**TASK DATA:**
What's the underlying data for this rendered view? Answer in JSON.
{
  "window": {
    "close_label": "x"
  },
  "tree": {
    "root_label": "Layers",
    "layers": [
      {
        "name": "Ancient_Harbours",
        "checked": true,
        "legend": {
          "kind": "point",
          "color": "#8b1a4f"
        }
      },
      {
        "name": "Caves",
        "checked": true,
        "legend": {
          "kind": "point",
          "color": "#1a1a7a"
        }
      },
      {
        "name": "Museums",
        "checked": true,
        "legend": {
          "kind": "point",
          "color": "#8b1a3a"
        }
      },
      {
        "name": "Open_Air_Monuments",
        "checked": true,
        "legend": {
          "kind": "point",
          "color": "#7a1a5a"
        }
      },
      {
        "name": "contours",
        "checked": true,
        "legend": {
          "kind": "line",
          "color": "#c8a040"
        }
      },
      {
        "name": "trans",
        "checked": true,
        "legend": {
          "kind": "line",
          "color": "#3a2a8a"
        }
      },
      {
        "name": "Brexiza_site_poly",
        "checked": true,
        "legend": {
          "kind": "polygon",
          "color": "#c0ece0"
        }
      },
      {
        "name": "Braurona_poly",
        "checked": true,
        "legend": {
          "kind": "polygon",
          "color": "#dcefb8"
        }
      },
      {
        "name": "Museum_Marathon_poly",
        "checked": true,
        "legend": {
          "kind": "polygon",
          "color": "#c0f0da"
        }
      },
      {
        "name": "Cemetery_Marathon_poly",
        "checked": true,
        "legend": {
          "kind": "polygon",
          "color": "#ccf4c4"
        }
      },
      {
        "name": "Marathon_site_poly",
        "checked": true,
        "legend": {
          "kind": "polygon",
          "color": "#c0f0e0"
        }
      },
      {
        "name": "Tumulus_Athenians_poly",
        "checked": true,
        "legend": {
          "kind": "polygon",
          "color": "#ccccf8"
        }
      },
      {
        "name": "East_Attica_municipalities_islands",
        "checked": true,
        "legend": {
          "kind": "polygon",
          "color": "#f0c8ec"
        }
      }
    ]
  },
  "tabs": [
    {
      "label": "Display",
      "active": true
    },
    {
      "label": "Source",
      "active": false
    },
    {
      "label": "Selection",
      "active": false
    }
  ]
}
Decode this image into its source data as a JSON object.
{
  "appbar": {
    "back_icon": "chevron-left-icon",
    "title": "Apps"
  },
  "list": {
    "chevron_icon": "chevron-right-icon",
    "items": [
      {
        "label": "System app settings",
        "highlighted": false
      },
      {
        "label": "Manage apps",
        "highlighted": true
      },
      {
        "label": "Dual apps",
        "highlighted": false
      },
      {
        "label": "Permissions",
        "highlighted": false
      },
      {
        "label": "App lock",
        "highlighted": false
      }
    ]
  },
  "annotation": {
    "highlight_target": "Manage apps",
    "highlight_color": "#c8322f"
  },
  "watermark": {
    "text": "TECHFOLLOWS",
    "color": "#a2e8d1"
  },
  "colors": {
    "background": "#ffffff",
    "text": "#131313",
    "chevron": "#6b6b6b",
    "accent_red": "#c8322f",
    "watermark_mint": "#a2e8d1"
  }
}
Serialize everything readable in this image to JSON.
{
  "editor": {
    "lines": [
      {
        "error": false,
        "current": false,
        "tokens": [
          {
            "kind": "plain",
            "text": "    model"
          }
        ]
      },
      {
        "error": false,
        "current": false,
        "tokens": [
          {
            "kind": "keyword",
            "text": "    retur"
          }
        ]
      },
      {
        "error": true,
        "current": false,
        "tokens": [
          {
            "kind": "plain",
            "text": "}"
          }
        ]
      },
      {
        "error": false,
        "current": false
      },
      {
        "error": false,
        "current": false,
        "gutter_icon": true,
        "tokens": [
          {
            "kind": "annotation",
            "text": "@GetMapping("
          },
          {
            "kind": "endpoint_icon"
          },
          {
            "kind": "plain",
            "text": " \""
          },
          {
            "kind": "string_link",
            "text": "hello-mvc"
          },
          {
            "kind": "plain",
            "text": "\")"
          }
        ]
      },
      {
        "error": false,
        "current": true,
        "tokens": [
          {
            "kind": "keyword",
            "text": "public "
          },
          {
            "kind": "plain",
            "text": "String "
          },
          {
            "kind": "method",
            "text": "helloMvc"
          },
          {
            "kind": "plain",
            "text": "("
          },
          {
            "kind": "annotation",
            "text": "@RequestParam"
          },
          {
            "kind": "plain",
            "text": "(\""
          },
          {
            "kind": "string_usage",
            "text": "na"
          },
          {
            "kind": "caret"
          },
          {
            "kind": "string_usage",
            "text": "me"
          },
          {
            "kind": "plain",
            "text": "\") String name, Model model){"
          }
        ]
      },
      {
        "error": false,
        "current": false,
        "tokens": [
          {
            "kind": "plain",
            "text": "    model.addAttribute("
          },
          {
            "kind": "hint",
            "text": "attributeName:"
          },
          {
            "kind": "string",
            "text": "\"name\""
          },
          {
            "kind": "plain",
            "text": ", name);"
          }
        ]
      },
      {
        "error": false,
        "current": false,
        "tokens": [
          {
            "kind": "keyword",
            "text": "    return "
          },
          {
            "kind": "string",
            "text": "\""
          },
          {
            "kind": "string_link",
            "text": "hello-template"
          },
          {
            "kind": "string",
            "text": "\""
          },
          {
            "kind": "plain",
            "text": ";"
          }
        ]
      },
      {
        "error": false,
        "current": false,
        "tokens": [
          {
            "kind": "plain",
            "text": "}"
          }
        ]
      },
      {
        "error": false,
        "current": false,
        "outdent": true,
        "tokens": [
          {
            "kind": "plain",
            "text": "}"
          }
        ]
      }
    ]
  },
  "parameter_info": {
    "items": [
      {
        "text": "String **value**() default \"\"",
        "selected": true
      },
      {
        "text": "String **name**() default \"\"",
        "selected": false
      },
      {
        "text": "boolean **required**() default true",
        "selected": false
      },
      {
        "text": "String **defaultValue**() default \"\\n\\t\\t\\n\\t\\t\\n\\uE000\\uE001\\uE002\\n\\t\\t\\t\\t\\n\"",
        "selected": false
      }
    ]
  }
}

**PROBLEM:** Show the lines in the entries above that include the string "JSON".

**RESPONSE AREA:**
What's the underlying data for this rendered view? Answer in JSON.
Decode this image into its source data as a JSON object.
Serialize everything readable in this image to JSON.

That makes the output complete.